### Work to complete:
Scan the data below and copy each line where "image" occurs.

### Source information:
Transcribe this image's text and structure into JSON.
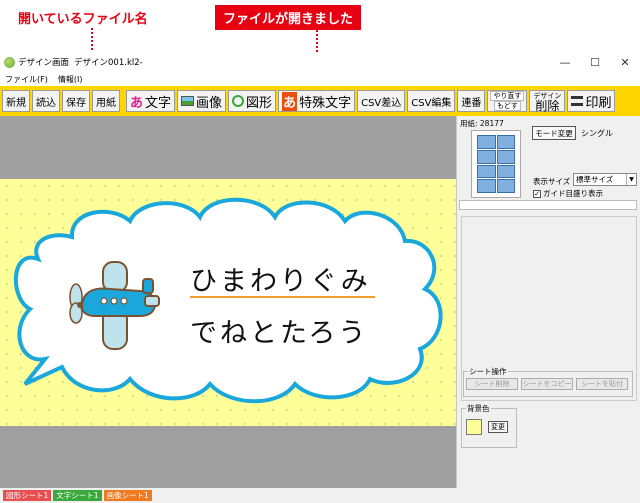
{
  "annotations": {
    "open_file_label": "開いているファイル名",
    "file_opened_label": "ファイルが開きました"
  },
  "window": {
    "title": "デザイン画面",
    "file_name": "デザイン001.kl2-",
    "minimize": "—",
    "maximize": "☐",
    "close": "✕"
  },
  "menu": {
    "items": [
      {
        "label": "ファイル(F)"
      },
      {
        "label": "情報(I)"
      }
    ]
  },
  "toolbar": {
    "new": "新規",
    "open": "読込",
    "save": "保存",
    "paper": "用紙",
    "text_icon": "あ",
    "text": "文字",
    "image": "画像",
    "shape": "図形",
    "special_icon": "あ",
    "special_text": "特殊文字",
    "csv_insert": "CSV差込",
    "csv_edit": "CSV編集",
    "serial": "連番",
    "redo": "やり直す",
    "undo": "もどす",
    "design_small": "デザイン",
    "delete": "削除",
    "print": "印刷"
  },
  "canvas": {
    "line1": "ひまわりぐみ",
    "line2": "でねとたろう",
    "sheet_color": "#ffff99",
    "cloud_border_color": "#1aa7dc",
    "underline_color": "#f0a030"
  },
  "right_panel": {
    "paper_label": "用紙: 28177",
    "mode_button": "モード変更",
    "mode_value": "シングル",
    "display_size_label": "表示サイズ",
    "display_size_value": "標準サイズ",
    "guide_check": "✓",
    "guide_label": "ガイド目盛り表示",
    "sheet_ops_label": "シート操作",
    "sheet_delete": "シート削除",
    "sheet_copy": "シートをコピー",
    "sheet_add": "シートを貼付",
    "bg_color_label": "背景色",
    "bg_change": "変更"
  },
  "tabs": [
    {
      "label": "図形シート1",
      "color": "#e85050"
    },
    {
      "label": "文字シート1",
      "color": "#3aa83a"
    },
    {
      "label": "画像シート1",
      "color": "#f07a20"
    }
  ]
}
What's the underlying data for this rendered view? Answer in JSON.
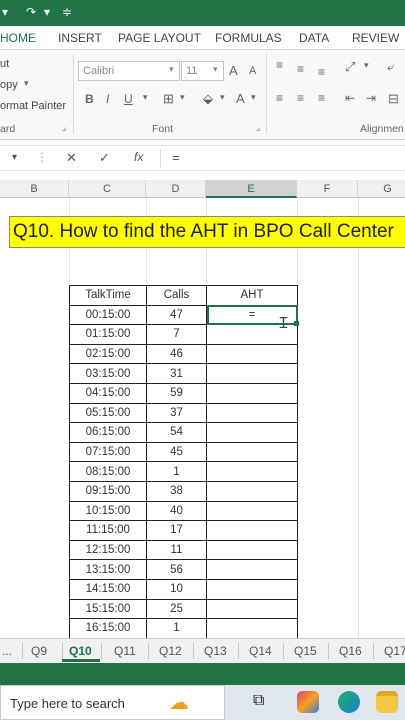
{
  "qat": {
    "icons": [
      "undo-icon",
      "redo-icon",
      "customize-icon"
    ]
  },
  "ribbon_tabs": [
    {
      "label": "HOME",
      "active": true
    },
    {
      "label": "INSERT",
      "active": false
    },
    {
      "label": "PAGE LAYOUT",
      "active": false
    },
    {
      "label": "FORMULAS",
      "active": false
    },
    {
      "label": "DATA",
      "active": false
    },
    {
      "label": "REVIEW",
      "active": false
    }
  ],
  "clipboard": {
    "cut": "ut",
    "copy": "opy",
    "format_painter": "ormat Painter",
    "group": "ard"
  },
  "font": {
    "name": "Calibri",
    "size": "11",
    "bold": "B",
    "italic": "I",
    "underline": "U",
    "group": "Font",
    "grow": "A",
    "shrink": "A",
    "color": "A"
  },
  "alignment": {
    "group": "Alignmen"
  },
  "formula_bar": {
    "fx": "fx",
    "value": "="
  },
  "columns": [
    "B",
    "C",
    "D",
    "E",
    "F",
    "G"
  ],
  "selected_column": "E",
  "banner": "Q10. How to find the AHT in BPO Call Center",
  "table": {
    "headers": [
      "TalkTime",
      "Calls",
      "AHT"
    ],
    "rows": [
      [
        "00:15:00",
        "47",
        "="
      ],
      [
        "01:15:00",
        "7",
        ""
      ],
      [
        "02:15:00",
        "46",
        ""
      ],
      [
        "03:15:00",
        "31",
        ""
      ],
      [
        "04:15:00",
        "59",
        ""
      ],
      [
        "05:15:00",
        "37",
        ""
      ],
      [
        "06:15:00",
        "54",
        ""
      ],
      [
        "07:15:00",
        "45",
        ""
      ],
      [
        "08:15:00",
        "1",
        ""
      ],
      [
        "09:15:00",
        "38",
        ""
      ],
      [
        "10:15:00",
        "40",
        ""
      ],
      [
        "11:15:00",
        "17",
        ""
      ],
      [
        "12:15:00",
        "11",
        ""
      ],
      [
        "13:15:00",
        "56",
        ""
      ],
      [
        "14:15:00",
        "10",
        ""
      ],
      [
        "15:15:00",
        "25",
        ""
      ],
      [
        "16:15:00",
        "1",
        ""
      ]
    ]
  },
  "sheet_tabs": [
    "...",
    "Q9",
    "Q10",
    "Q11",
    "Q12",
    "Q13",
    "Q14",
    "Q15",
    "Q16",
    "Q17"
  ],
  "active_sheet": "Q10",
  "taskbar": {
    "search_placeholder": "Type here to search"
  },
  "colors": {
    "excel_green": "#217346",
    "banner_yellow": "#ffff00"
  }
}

### Task response:
Transcribe this image's text and structure into JSON.
    "image": "画像",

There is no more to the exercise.